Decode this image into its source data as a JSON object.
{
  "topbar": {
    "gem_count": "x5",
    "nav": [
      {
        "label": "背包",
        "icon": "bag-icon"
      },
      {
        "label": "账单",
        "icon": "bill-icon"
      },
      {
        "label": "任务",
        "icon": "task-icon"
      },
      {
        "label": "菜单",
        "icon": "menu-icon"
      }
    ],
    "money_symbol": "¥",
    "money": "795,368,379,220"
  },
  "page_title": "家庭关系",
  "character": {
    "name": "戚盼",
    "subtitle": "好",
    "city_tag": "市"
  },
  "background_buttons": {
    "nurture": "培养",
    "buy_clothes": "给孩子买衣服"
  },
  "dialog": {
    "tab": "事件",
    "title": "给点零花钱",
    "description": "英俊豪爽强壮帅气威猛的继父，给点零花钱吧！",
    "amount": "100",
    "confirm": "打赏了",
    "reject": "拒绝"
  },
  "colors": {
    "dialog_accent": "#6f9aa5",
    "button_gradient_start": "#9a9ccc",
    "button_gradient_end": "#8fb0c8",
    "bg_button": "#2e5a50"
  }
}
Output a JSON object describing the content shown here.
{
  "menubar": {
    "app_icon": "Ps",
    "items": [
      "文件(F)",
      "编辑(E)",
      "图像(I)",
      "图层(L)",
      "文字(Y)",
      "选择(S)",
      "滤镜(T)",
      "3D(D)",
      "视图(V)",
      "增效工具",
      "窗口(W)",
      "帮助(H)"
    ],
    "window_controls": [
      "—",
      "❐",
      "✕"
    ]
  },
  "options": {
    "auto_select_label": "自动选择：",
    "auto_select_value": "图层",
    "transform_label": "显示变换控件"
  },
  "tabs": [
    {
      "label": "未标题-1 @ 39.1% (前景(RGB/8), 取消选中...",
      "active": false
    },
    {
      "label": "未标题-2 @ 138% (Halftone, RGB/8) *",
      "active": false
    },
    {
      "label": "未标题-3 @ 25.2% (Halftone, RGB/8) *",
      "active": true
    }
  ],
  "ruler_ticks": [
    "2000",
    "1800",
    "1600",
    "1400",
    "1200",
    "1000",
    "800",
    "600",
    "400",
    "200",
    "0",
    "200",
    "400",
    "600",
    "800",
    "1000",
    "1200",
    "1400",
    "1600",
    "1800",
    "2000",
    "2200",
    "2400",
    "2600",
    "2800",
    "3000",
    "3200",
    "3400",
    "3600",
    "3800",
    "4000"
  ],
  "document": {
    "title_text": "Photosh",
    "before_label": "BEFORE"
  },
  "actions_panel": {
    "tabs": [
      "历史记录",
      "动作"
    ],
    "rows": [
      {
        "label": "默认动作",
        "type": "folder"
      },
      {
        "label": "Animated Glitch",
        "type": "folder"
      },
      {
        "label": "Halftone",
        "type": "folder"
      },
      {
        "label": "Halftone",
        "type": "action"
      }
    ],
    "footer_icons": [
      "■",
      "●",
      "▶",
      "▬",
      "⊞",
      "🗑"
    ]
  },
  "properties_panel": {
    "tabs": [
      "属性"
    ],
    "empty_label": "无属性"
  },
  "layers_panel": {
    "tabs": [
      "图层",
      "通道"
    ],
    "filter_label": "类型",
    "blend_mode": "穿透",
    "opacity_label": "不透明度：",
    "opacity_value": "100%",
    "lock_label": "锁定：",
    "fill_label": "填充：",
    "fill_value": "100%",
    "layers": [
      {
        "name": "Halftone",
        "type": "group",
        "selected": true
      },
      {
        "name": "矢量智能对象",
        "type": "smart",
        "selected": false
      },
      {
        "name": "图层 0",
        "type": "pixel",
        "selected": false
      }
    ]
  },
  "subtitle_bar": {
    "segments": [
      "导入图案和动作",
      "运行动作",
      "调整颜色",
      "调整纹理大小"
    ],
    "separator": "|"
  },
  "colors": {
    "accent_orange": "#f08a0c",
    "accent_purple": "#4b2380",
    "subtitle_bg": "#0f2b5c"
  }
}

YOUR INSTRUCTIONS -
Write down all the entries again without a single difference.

OUTPUT FOR THIS TASK -
Decode this image into its source data as a JSON object.
{
  "topbar": {
    "gem_count": "x5",
    "nav": [
      {
        "label": "背包",
        "icon": "bag-icon"
      },
      {
        "label": "账单",
        "icon": "bill-icon"
      },
      {
        "label": "任务",
        "icon": "task-icon"
      },
      {
        "label": "菜单",
        "icon": "menu-icon"
      }
    ],
    "money_symbol": "¥",
    "money": "795,368,379,220"
  },
  "page_title": "家庭关系",
  "character": {
    "name": "戚盼",
    "subtitle": "好",
    "city_tag": "市"
  },
  "background_buttons": {
    "nurture": "培养",
    "buy_clothes": "给孩子买衣服"
  },
  "dialog": {
    "tab": "事件",
    "title": "给点零花钱",
    "description": "英俊豪爽强壮帅气威猛的继父，给点零花钱吧！",
    "amount": "100",
    "confirm": "打赏了",
    "reject": "拒绝"
  },
  "colors": {
    "dialog_accent": "#6f9aa5",
    "button_gradient_start": "#9a9ccc",
    "button_gradient_end": "#8fb0c8",
    "bg_button": "#2e5a50"
  }
}
Output a JSON object describing the content shown here.
{
  "menubar": {
    "app_icon": "Ps",
    "items": [
      "文件(F)",
      "编辑(E)",
      "图像(I)",
      "图层(L)",
      "文字(Y)",
      "选择(S)",
      "滤镜(T)",
      "3D(D)",
      "视图(V)",
      "增效工具",
      "窗口(W)",
      "帮助(H)"
    ],
    "window_controls": [
      "—",
      "❐",
      "✕"
    ]
  },
  "options": {
    "auto_select_label": "自动选择：",
    "auto_select_value": "图层",
    "transform_label": "显示变换控件"
  },
  "tabs": [
    {
      "label": "未标题-1 @ 39.1% (前景(RGB/8), 取消选中...",
      "active": false
    },
    {
      "label": "未标题-2 @ 138% (Halftone, RGB/8) *",
      "active": false
    },
    {
      "label": "未标题-3 @ 25.2% (Halftone, RGB/8) *",
      "active": true
    }
  ],
  "ruler_ticks": [
    "2000",
    "1800",
    "1600",
    "1400",
    "1200",
    "1000",
    "800",
    "600",
    "400",
    "200",
    "0",
    "200",
    "400",
    "600",
    "800",
    "1000",
    "1200",
    "1400",
    "1600",
    "1800",
    "2000",
    "2200",
    "2400",
    "2600",
    "2800",
    "3000",
    "3200",
    "3400",
    "3600",
    "3800",
    "4000"
  ],
  "document": {
    "title_text": "Photosh",
    "before_label": "BEFORE"
  },
  "actions_panel": {
    "tabs": [
      "历史记录",
      "动作"
    ],
    "rows": [
      {
        "label": "默认动作",
        "type": "folder"
      },
      {
        "label": "Animated Glitch",
        "type": "folder"
      },
      {
        "label": "Halftone",
        "type": "folder"
      },
      {
        "label": "Halftone",
        "type": "action"
      }
    ],
    "footer_icons": [
      "■",
      "●",
      "▶",
      "▬",
      "⊞",
      "🗑"
    ]
  },
  "properties_panel": {
    "tabs": [
      "属性"
    ],
    "empty_label": "无属性"
  },
  "layers_panel": {
    "tabs": [
      "图层",
      "通道"
    ],
    "filter_label": "类型",
    "blend_mode": "穿透",
    "opacity_label": "不透明度：",
    "opacity_value": "100%",
    "lock_label": "锁定：",
    "fill_label": "填充：",
    "fill_value": "100%",
    "layers": [
      {
        "name": "Halftone",
        "type": "group",
        "selected": true
      },
      {
        "name": "矢量智能对象",
        "type": "smart",
        "selected": false
      },
      {
        "name": "图层 0",
        "type": "pixel",
        "selected": false
      }
    ]
  },
  "subtitle_bar": {
    "segments": [
      "导入图案和动作",
      "运行动作",
      "调整颜色",
      "调整纹理大小"
    ],
    "separator": "|"
  },
  "colors": {
    "accent_orange": "#f08a0c",
    "accent_purple": "#4b2380",
    "subtitle_bg": "#0f2b5c"
  }
}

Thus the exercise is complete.